Work task: Pictures aside, copy every record word for word.
--- Provided records Enclosed Below ---
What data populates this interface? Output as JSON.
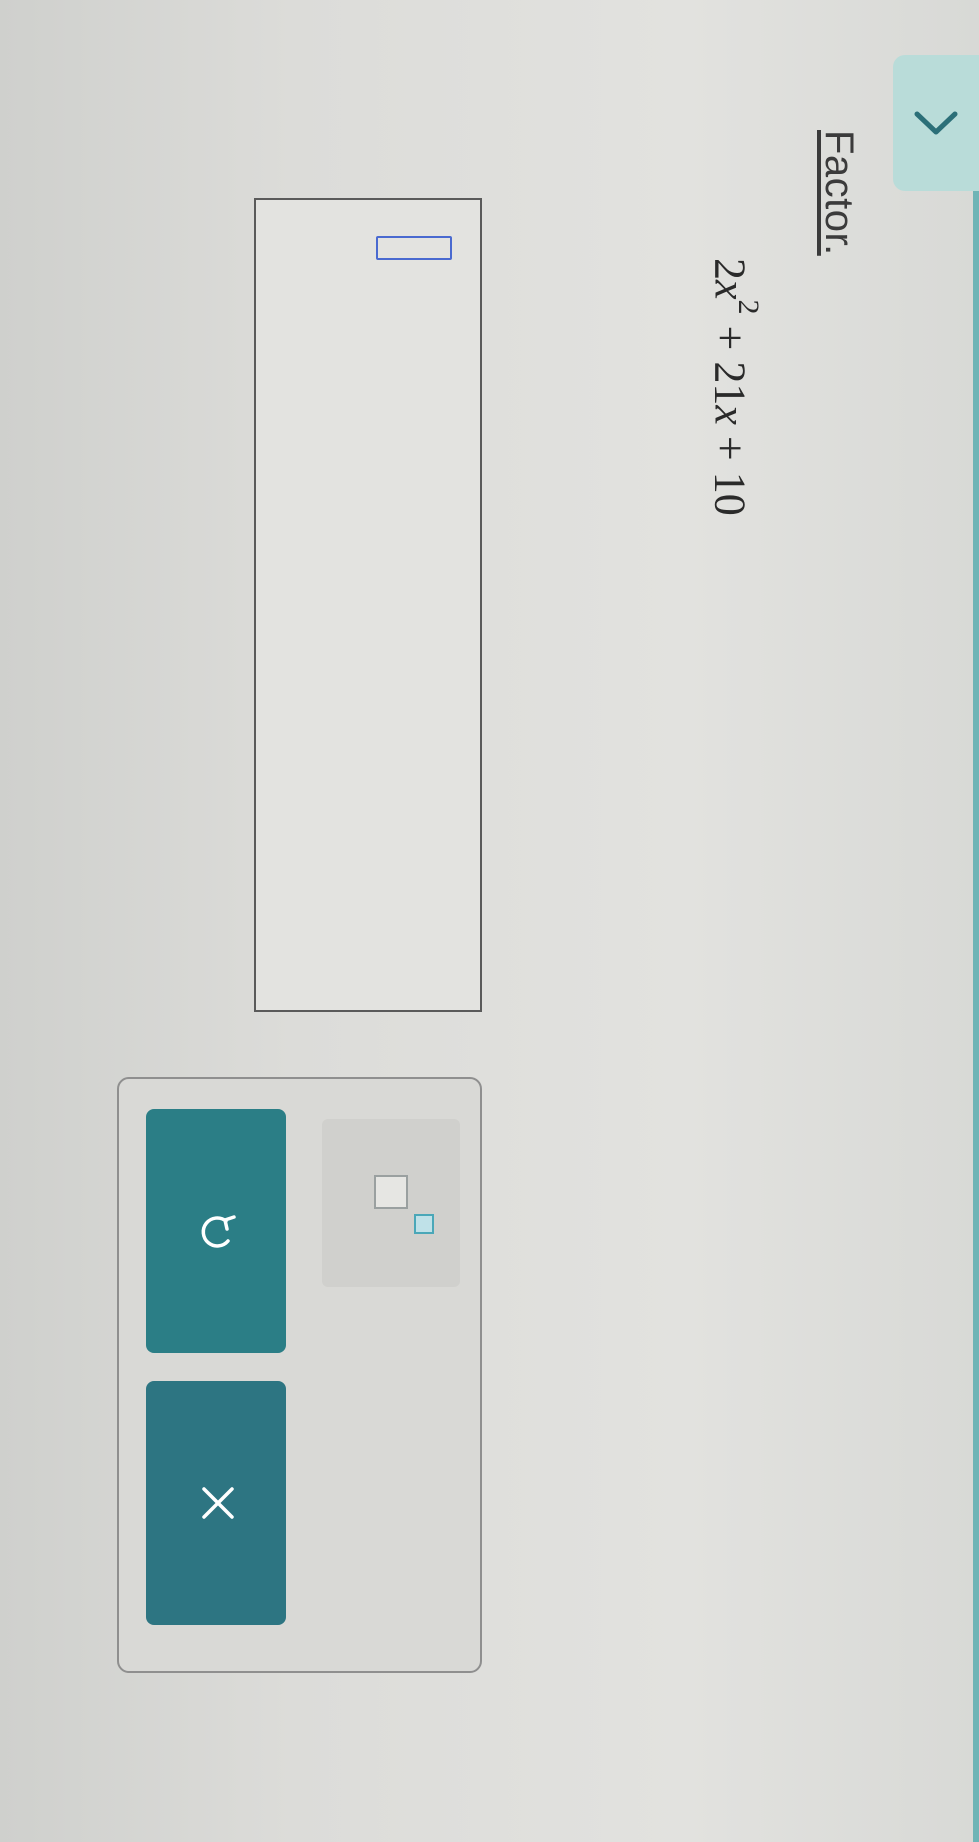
{
  "nav": {
    "collapse_icon": "chevron-left-icon"
  },
  "question": {
    "instruction": "Factor.",
    "expression": {
      "coef1": "2",
      "var1": "x",
      "exp1": "2",
      "op1": " + 21",
      "var2": "x",
      "op2": " + 10"
    }
  },
  "answer": {
    "value": ""
  },
  "toolbar": {
    "exponent_icon": "exponent-template-icon",
    "undo_icon": "undo-icon",
    "clear_icon": "clear-icon"
  },
  "colors": {
    "accent": "#2b7e86",
    "tab": "#b9dcd9",
    "answer_slot": "#4a6ad0"
  }
}
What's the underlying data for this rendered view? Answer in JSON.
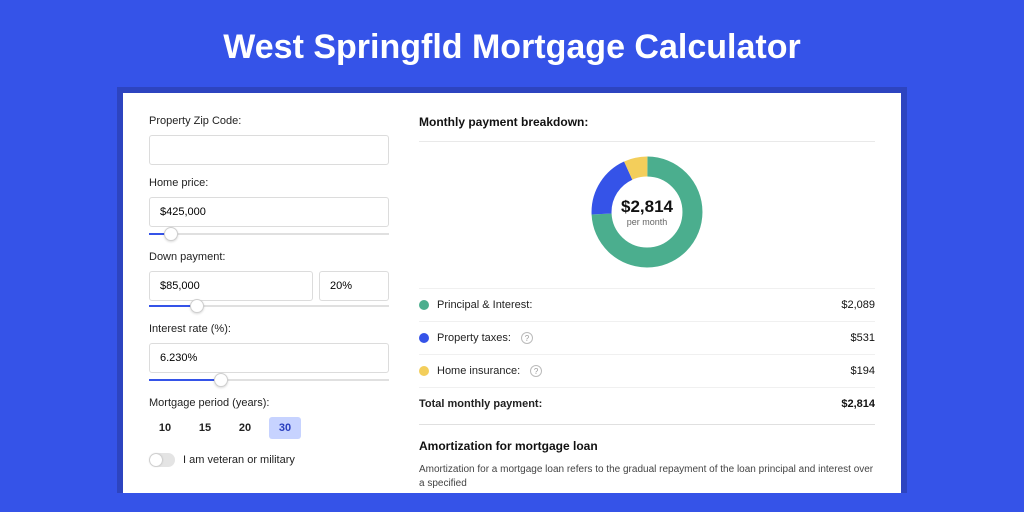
{
  "title": "West Springfld Mortgage Calculator",
  "form": {
    "zip_label": "Property Zip Code:",
    "zip_value": "",
    "home_price_label": "Home price:",
    "home_price_value": "$425,000",
    "home_price_slider_pct": 9,
    "down_payment_label": "Down payment:",
    "down_payment_value": "$85,000",
    "down_payment_pct": "20%",
    "down_payment_slider_pct": 20,
    "interest_label": "Interest rate (%):",
    "interest_value": "6.230%",
    "interest_slider_pct": 30,
    "period_label": "Mortgage period (years):",
    "period_options": [
      "10",
      "15",
      "20",
      "30"
    ],
    "period_active_index": 3,
    "veteran_label": "I am veteran or military"
  },
  "breakdown": {
    "title": "Monthly payment breakdown:",
    "center_amount": "$2,814",
    "center_sub": "per month",
    "items": [
      {
        "label": "Principal & Interest:",
        "value": "$2,089",
        "color": "#4BAE8E",
        "info": false
      },
      {
        "label": "Property taxes:",
        "value": "$531",
        "color": "#3553E8",
        "info": true
      },
      {
        "label": "Home insurance:",
        "value": "$194",
        "color": "#F3CE5B",
        "info": true
      }
    ],
    "total_label": "Total monthly payment:",
    "total_value": "$2,814"
  },
  "amortization": {
    "title": "Amortization for mortgage loan",
    "body": "Amortization for a mortgage loan refers to the gradual repayment of the loan principal and interest over a specified"
  },
  "chart_data": {
    "type": "pie",
    "title": "Monthly payment breakdown",
    "series": [
      {
        "name": "Principal & Interest",
        "value": 2089,
        "color": "#4BAE8E"
      },
      {
        "name": "Property taxes",
        "value": 531,
        "color": "#3553E8"
      },
      {
        "name": "Home insurance",
        "value": 194,
        "color": "#F3CE5B"
      }
    ],
    "total": 2814
  }
}
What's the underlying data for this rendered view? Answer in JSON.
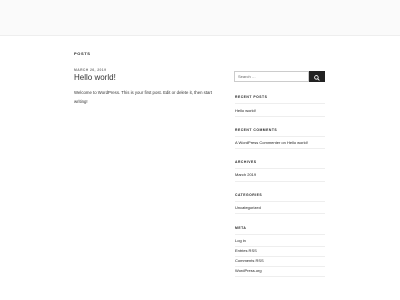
{
  "header": {
    "section_title": "POSTS"
  },
  "post": {
    "date": "MARCH 26, 2019",
    "title": "Hello world!",
    "body": "Welcome to WordPress. This is your first post. Edit or delete it, then start writing!"
  },
  "sidebar": {
    "search": {
      "placeholder": "Search …",
      "button_icon": "search-icon"
    },
    "recent_posts": {
      "title": "RECENT POSTS",
      "items": [
        "Hello world!"
      ]
    },
    "recent_comments": {
      "title": "RECENT COMMENTS",
      "items": [
        "A WordPress Commenter on Hello world!"
      ]
    },
    "archives": {
      "title": "ARCHIVES",
      "items": [
        "March 2019"
      ]
    },
    "categories": {
      "title": "CATEGORIES",
      "items": [
        "Uncategorized"
      ]
    },
    "meta": {
      "title": "META",
      "items": [
        "Log in",
        "Entries RSS",
        "Comments RSS",
        "WordPress.org"
      ]
    }
  },
  "colors": {
    "text": "#333333",
    "heading": "#222222",
    "muted": "#767676",
    "rule": "#eeeeee",
    "button": "#222222"
  }
}
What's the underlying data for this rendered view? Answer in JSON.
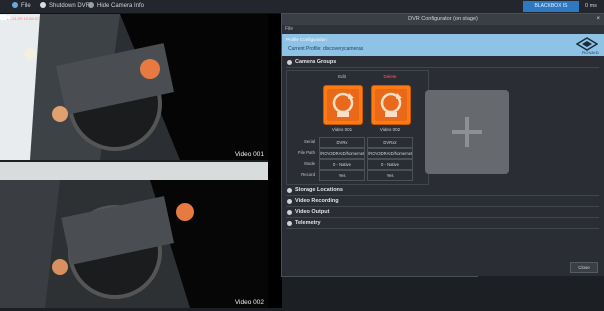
{
  "topbar": {
    "items": [
      {
        "label": "File",
        "icon": "file-icon"
      },
      {
        "label": "Shutdown DVR",
        "icon": "power-icon"
      },
      {
        "label": "Hide Camera Info",
        "icon": "eye-icon"
      }
    ],
    "recording_badge": "BLACKBOX IS RECORDING",
    "recording_time": "0 ms"
  },
  "videos": [
    {
      "label": "Video 001",
      "timestamp": "2021-01-09 10:06:07"
    },
    {
      "label": "Video 002",
      "timestamp": ""
    }
  ],
  "dialog": {
    "title": "DVR Configurator (on stage)",
    "menu": "File",
    "banner_sub": "Profile Configuration",
    "profile_label": "Current Profile: discoverycameras",
    "logo_text": "ROVAID",
    "sections": [
      {
        "label": "Camera Groups"
      },
      {
        "label": "Storage Locations"
      },
      {
        "label": "Video Recording"
      },
      {
        "label": "Video Output"
      },
      {
        "label": "Telemetry"
      }
    ],
    "table": {
      "col_headers": [
        "Edit",
        "Delete"
      ],
      "cameras": [
        {
          "name": "Video 001",
          "tile": "MP4",
          "serial": "DVRx",
          "file_path": "/ROV3DRAID/homemeta",
          "mode": "0 - Native",
          "record": "Yes"
        },
        {
          "name": "Video 002",
          "tile": "MP4",
          "serial": "DVRx2",
          "file_path": "/ROV3DRAID/homemeta",
          "mode": "0 - Native",
          "record": "Yes"
        }
      ],
      "row_labels": [
        "Serial",
        "File Path",
        "Mode",
        "Record"
      ]
    },
    "close_label": "Close"
  },
  "colors": {
    "accent": "#ff7a10",
    "banner": "#8ec3e6",
    "recording": "#2d78c0"
  }
}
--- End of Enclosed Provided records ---
Task result:
What data populates this interface? Output as JSON.
{
  "nav": {
    "collapse_icon": "chevron-left-icon"
  },
  "question": {
    "instruction": "Factor.",
    "expression": {
      "coef1": "2",
      "var1": "x",
      "exp1": "2",
      "op1": " + 21",
      "var2": "x",
      "op2": " + 10"
    }
  },
  "answer": {
    "value": ""
  },
  "toolbar": {
    "exponent_icon": "exponent-template-icon",
    "undo_icon": "undo-icon",
    "clear_icon": "clear-icon"
  },
  "colors": {
    "accent": "#2b7e86",
    "tab": "#b9dcd9",
    "answer_slot": "#4a6ad0"
  }
}
What's the underlying data for this rendered view? Answer in JSON.
{
  "title": "West Springfld Mortgage Calculator",
  "form": {
    "zip_label": "Property Zip Code:",
    "zip_value": "",
    "home_price_label": "Home price:",
    "home_price_value": "$425,000",
    "home_price_slider_pct": 9,
    "down_payment_label": "Down payment:",
    "down_payment_value": "$85,000",
    "down_payment_pct": "20%",
    "down_payment_slider_pct": 20,
    "interest_label": "Interest rate (%):",
    "interest_value": "6.230%",
    "interest_slider_pct": 30,
    "period_label": "Mortgage period (years):",
    "period_options": [
      "10",
      "15",
      "20",
      "30"
    ],
    "period_active_index": 3,
    "veteran_label": "I am veteran or military"
  },
  "breakdown": {
    "title": "Monthly payment breakdown:",
    "center_amount": "$2,814",
    "center_sub": "per month",
    "items": [
      {
        "label": "Principal & Interest:",
        "value": "$2,089",
        "color": "#4BAE8E",
        "info": false
      },
      {
        "label": "Property taxes:",
        "value": "$531",
        "color": "#3553E8",
        "info": true
      },
      {
        "label": "Home insurance:",
        "value": "$194",
        "color": "#F3CE5B",
        "info": true
      }
    ],
    "total_label": "Total monthly payment:",
    "total_value": "$2,814"
  },
  "amortization": {
    "title": "Amortization for mortgage loan",
    "body": "Amortization for a mortgage loan refers to the gradual repayment of the loan principal and interest over a specified"
  },
  "chart_data": {
    "type": "pie",
    "title": "Monthly payment breakdown",
    "series": [
      {
        "name": "Principal & Interest",
        "value": 2089,
        "color": "#4BAE8E"
      },
      {
        "name": "Property taxes",
        "value": 531,
        "color": "#3553E8"
      },
      {
        "name": "Home insurance",
        "value": 194,
        "color": "#F3CE5B"
      }
    ],
    "total": 2814
  }
}
What's the underlying data for this rendered view? Answer in JSON.
{
  "header": {
    "section_title": "POSTS"
  },
  "post": {
    "date": "MARCH 26, 2019",
    "title": "Hello world!",
    "body": "Welcome to WordPress. This is your first post. Edit or delete it, then start writing!"
  },
  "sidebar": {
    "search": {
      "placeholder": "Search …",
      "button_icon": "search-icon"
    },
    "recent_posts": {
      "title": "RECENT POSTS",
      "items": [
        "Hello world!"
      ]
    },
    "recent_comments": {
      "title": "RECENT COMMENTS",
      "items": [
        "A WordPress Commenter on Hello world!"
      ]
    },
    "archives": {
      "title": "ARCHIVES",
      "items": [
        "March 2019"
      ]
    },
    "categories": {
      "title": "CATEGORIES",
      "items": [
        "Uncategorized"
      ]
    },
    "meta": {
      "title": "META",
      "items": [
        "Log in",
        "Entries RSS",
        "Comments RSS",
        "WordPress.org"
      ]
    }
  },
  "colors": {
    "text": "#333333",
    "heading": "#222222",
    "muted": "#767676",
    "rule": "#eeeeee",
    "button": "#222222"
  }
}
What's the underlying data for this rendered view? Answer in JSON.
{
  "topbar": {
    "items": [
      {
        "label": "File",
        "icon": "file-icon"
      },
      {
        "label": "Shutdown DVR",
        "icon": "power-icon"
      },
      {
        "label": "Hide Camera Info",
        "icon": "eye-icon"
      }
    ],
    "recording_badge": "BLACKBOX IS RECORDING",
    "recording_time": "0 ms"
  },
  "videos": [
    {
      "label": "Video 001",
      "timestamp": "2021-01-09 10:06:07"
    },
    {
      "label": "Video 002",
      "timestamp": ""
    }
  ],
  "dialog": {
    "title": "DVR Configurator (on stage)",
    "menu": "File",
    "banner_sub": "Profile Configuration",
    "profile_label": "Current Profile: discoverycameras",
    "logo_text": "ROVAID",
    "sections": [
      {
        "label": "Camera Groups"
      },
      {
        "label": "Storage Locations"
      },
      {
        "label": "Video Recording"
      },
      {
        "label": "Video Output"
      },
      {
        "label": "Telemetry"
      }
    ],
    "table": {
      "col_headers": [
        "Edit",
        "Delete"
      ],
      "cameras": [
        {
          "name": "Video 001",
          "tile": "MP4",
          "serial": "DVRx",
          "file_path": "/ROV3DRAID/homemeta",
          "mode": "0 - Native",
          "record": "Yes"
        },
        {
          "name": "Video 002",
          "tile": "MP4",
          "serial": "DVRx2",
          "file_path": "/ROV3DRAID/homemeta",
          "mode": "0 - Native",
          "record": "Yes"
        }
      ],
      "row_labels": [
        "Serial",
        "File Path",
        "Mode",
        "Record"
      ]
    },
    "close_label": "Close"
  },
  "colors": {
    "accent": "#ff7a10",
    "banner": "#8ec3e6",
    "recording": "#2d78c0"
  }
}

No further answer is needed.